Mergers and acquisitions in the oil and gas industry oscillated from a high of $84.8 billion in the first half of 2012 to just $51.5 billion in the first half of 2013. The total deal value for Q2 2013 was $23.6 billion, the lowest since Q3 2009. Expect a new swing given the rumors that Repsol might be buying between $5 and $10 billion of U.S. oil and gas assets.
The goals of a firm in acquisition mode may be entering new markets, diversifying a firm’s customer base, accessing new technologies, or achieving scale and cost synergies. While these M&A strategies are applicable across all industries, each industry is unique. In light of the roller coaster activity of the oil and gas industry, Capstone has compiled a list of the top five strategic drivers of oil and gas M&A.
1. The Need for Reserves:
The oil and gas industry is dependent on finite natural resources. To remain successful, an O&G company must replenish its reserves of oil by using profits from selling its products. Dealmaking is an often-used tactic for adding proven reserves of oil and gas to a company’s balance sheet. Large oil companies with high current production values and expertise in developing oil fields can avoid the risks of exploration by buying undeveloped fields that have already been explored by other companies.
2. The Need to Develop Fields:
While larger firms are focused on acquiring reserves, smaller exploration-focused companies may not have the expertise, supplier relationships, or financial resources to turn their proven reserves into a cash-generating asset. Small firms may accept a minority investment from a larger company or sell their reserves to quickly monetize an unproductive asset.
3. Geographic Diversification:
As global commodities, it is commonly understood that oil and gas are the same products everywhere, selling for globally determined prices. While this simplistic view can be used to understand the macroscopic dynamics of the oil & gas industry, in reality the industry is more complex.

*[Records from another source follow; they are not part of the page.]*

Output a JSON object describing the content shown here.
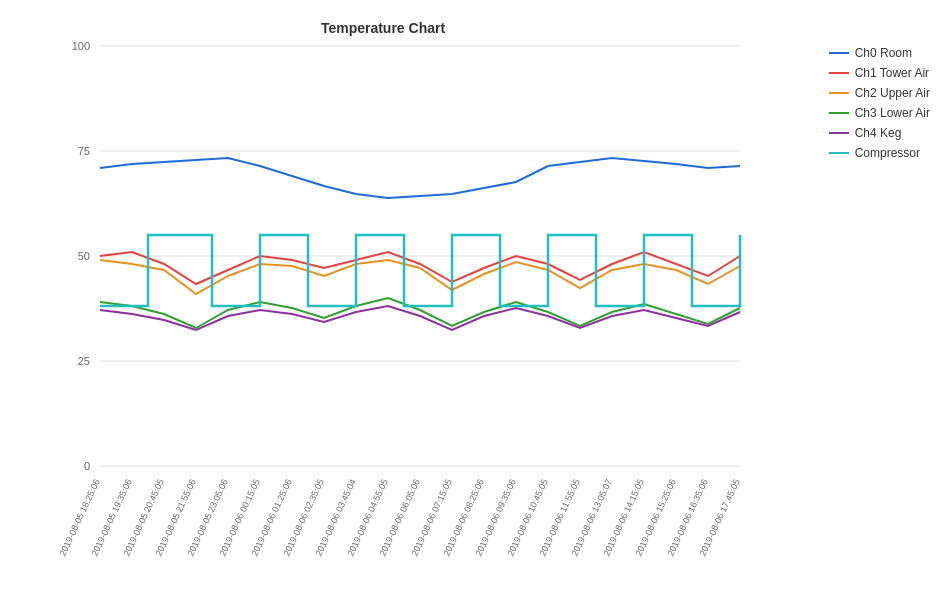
{
  "chart": {
    "title": "Temperature Chart",
    "yAxis": {
      "max": 100,
      "ticks": [
        0,
        25,
        50,
        75,
        100
      ]
    },
    "xLabels": [
      "2019-08-05 18:25:06",
      "2019-08-05 19:35:06",
      "2019-08-05 20:45:05",
      "2019-08-05 21:55:06",
      "2019-08-05 23:05:06",
      "2019-08-06 00:15:05",
      "2019-08-06 01:25:06",
      "2019-08-06 02:35:05",
      "2019-08-06 03:45:04",
      "2019-08-06 04:55:05",
      "2019-08-06 06:05:06",
      "2019-08-06 07:15:05",
      "2019-08-06 08:25:06",
      "2019-08-06 09:35:06",
      "2019-08-06 10:45:05",
      "2019-08-06 11:55:05",
      "2019-08-06 13:05:07",
      "2019-08-06 14:15:05",
      "2019-08-06 15:25:06",
      "2019-08-06 16:35:06",
      "2019-08-06 17:45:05"
    ],
    "legend": [
      {
        "label": "Ch0 Room",
        "color": "#1f6bdb"
      },
      {
        "label": "Ch1 Tower Air",
        "color": "#e84040"
      },
      {
        "label": "Ch2 Upper Air",
        "color": "#e89020"
      },
      {
        "label": "Ch3 Lower Air",
        "color": "#30a030"
      },
      {
        "label": "Ch4 Keg",
        "color": "#9030a0"
      },
      {
        "label": "Compressor",
        "color": "#20c0c0"
      }
    ]
  }
}
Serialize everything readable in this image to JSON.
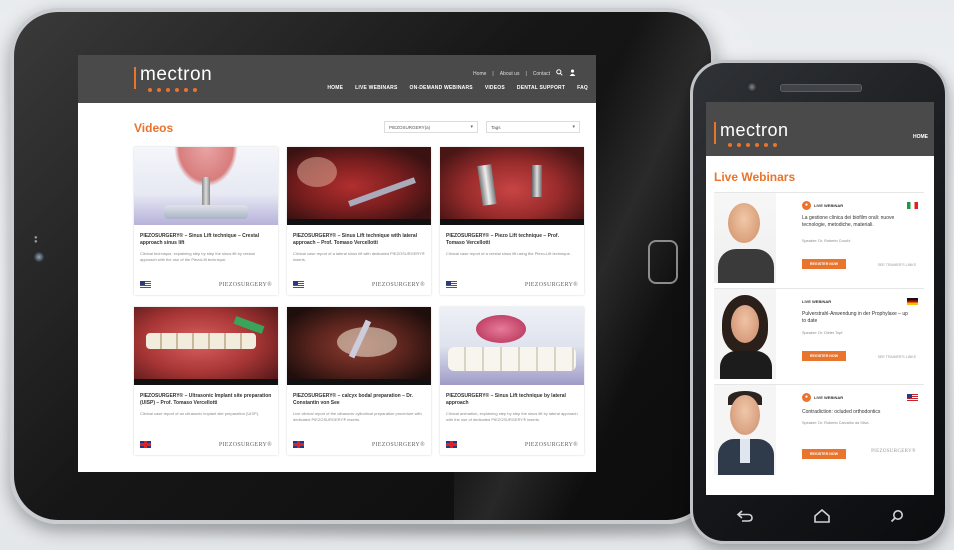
{
  "tablet": {
    "logo": "mectron",
    "util_links": [
      "Home",
      "|",
      "About us",
      "|",
      "Contact"
    ],
    "nav": [
      "HOME",
      "LIVE WEBINARS",
      "ON-DEMAND WEBINARS",
      "VIDEOS",
      "DENTAL SUPPORT",
      "FAQ"
    ],
    "page_title": "Videos",
    "filter1": "PIEZOSURGERY(a)",
    "filter2": "Tags",
    "cards": [
      {
        "title": "PIEZOSURGERY® – Sinus Lift technique – Crestal approach sinus lift",
        "desc": "Clinical technique, explaining step by step the sinus lift by crestal approach with the use of the PiezoLift technique.",
        "flag": "us",
        "brand": "PIEZOSURGERY®"
      },
      {
        "title": "PIEZOSURGERY® – Sinus Lift technique with lateral approach – Prof. Tomaso Vercellotti",
        "desc": "Clinical case report of a lateral sinus lift with dedicated PIEZOSURGERY® inserts.",
        "flag": "us",
        "brand": "PIEZOSURGERY®"
      },
      {
        "title": "PIEZOSURGERY® – Piezo Lift technique – Prof. Tomaso Vercellotti",
        "desc": "Clinical case report of a crestal sinus lift using the Piezo-Lift technique.",
        "flag": "us",
        "brand": "PIEZOSURGERY®"
      },
      {
        "title": "PIEZOSURGERY® – Ultrasonic Implant site preparation (UISP) – Prof. Tomaso Vercellotti",
        "desc": "Clinical case report of an ultrasonic implant site preparation (UISP).",
        "flag": "uk",
        "brand": "PIEZOSURGERY®"
      },
      {
        "title": "PIEZOSURGERY® – calcyx bodal preparation – Dr. Constantin von See",
        "desc": "Live clinical report of the ultrasonic cylindrical preparation procedure with dedicated PIEZOSURGERY® inserts.",
        "flag": "uk",
        "brand": "PIEZOSURGERY®"
      },
      {
        "title": "PIEZOSURGERY® – Sinus Lift technique by lateral approach",
        "desc": "Clinical animation, explaining step by step the sinus lift by lateral approach with the use of dedicated PIEZOSURGERY® inserts.",
        "flag": "uk",
        "brand": "PIEZOSURGERY®"
      }
    ]
  },
  "phone": {
    "logo": "mectron",
    "nav_home": "HOME",
    "page_title": "Live Webinars",
    "webinars": [
      {
        "label": "LIVE WEBINAR",
        "title": "La gestione clinica dei biofilm orali: nuove tecnologie, metodiche, materiali.",
        "speaker": "Speaker: Dr. Roberto Cocchi",
        "button": "REGISTER NOW",
        "right": "SEE   TRAINER'S LINKS",
        "flag": "it"
      },
      {
        "label": "LIVE WEBINAR",
        "title": "Pulverstrahl-Anwendung in der Prophylaxe – up to date",
        "speaker": "Speaker: Dr. Dieter Topf",
        "button": "REGISTER NOW",
        "right": "SEE   TRAINER'S LINKS",
        "flag": "de"
      },
      {
        "label": "LIVE WEBINAR",
        "title": "Contradiction: ocluded orthodontics",
        "speaker": "Speaker: Dr. Roberto Carvalho da Silva",
        "button": "REGISTER NOW",
        "right": "PIEZOSURGERY®",
        "flag": "us"
      }
    ]
  },
  "icons": {
    "search": "search-icon",
    "user": "user-icon",
    "back": "back-icon",
    "home": "home-icon",
    "search_nav": "search-icon"
  }
}
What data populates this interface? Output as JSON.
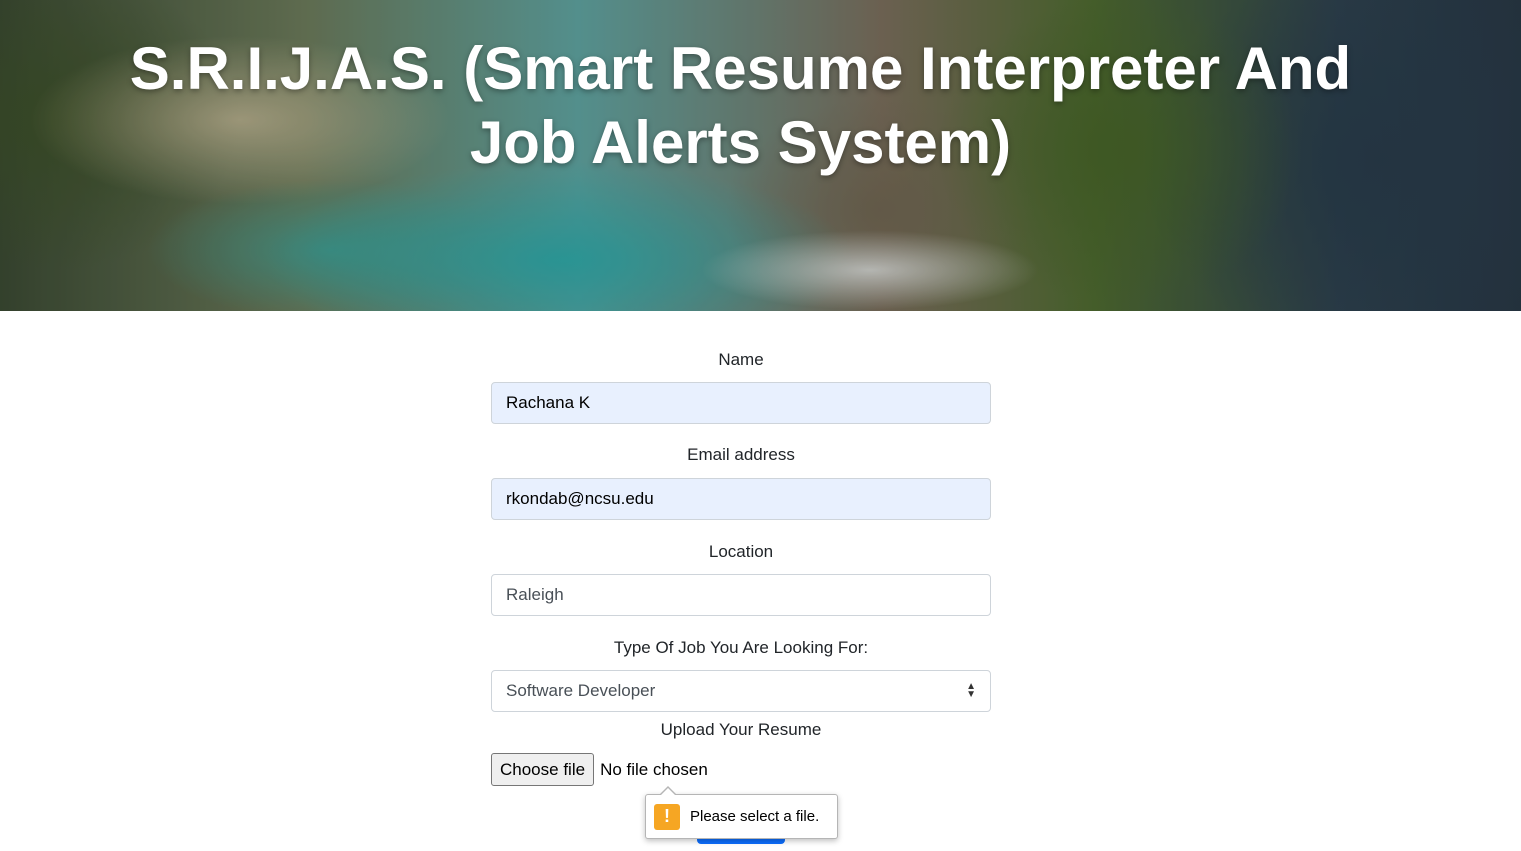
{
  "header": {
    "title": "S.R.I.J.A.S. (Smart Resume Interpreter And Job Alerts System)"
  },
  "form": {
    "name": {
      "label": "Name",
      "value": "Rachana K"
    },
    "email": {
      "label": "Email address",
      "value": "rkondab@ncsu.edu"
    },
    "location": {
      "label": "Location",
      "value": "Raleigh"
    },
    "job_type": {
      "label": "Type Of Job You Are Looking For:",
      "selected": "Software Developer"
    },
    "resume": {
      "label": "Upload Your Resume",
      "button_label": "Choose file",
      "status": "No file chosen"
    }
  },
  "validation": {
    "message": "Please select a file.",
    "icon": "warning-icon",
    "icon_glyph": "!"
  },
  "colors": {
    "autofill_bg": "#e8f0fe",
    "submit": "#0d6efd",
    "warning": "#f6a623"
  }
}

The quality of oil and gas produced and the costs necessary to extract resources depend on local geologies. Prices depend on local factors such as proximity to refineries, quality of pipeline and rail infrastructure, and regional supply and demand. A study by Kimmeridge Energy illustrates how geographic factors influence the oil and gas industry in different regions across the United States.
Consequently, a diversified portfolio can minimize risk by spreading it across multiple unrelated revenue streams. The larger a company, the more important geographic diversification becomes. For entrepreneurial small to mid-sized oil companies, acquiring other small companies in different states and countries can be a viable strategy for geographic expansion. An acquisition not only brings in new reserves from a new area, but also the know-how and market relationships of the sellers ─ intangibles that would not be achieved by venturing alone.
4. Acquiring Know-How:
Oil companies have different core competencies. Some companies are better at deepwater drilling, others at horizontal drilling or at deep shale exploration and development. Compared to in-house research and development, acquiring a company that possesses the desired know-how is much quicker and less risky. In fact, the desire for advanced American know-how about unconventional oil resources has been a major driver of foreign investment and M&A in the U.S. oil industry.
5. Taxes & Regulations:
Finally, perceptions about future tax and regulatory policy can drive deals. As we saw in last year, the prospect of higher marginal tax rates in 2013 convinced many investors to close deals in 4Q 2012 that may have been scheduled for 2013.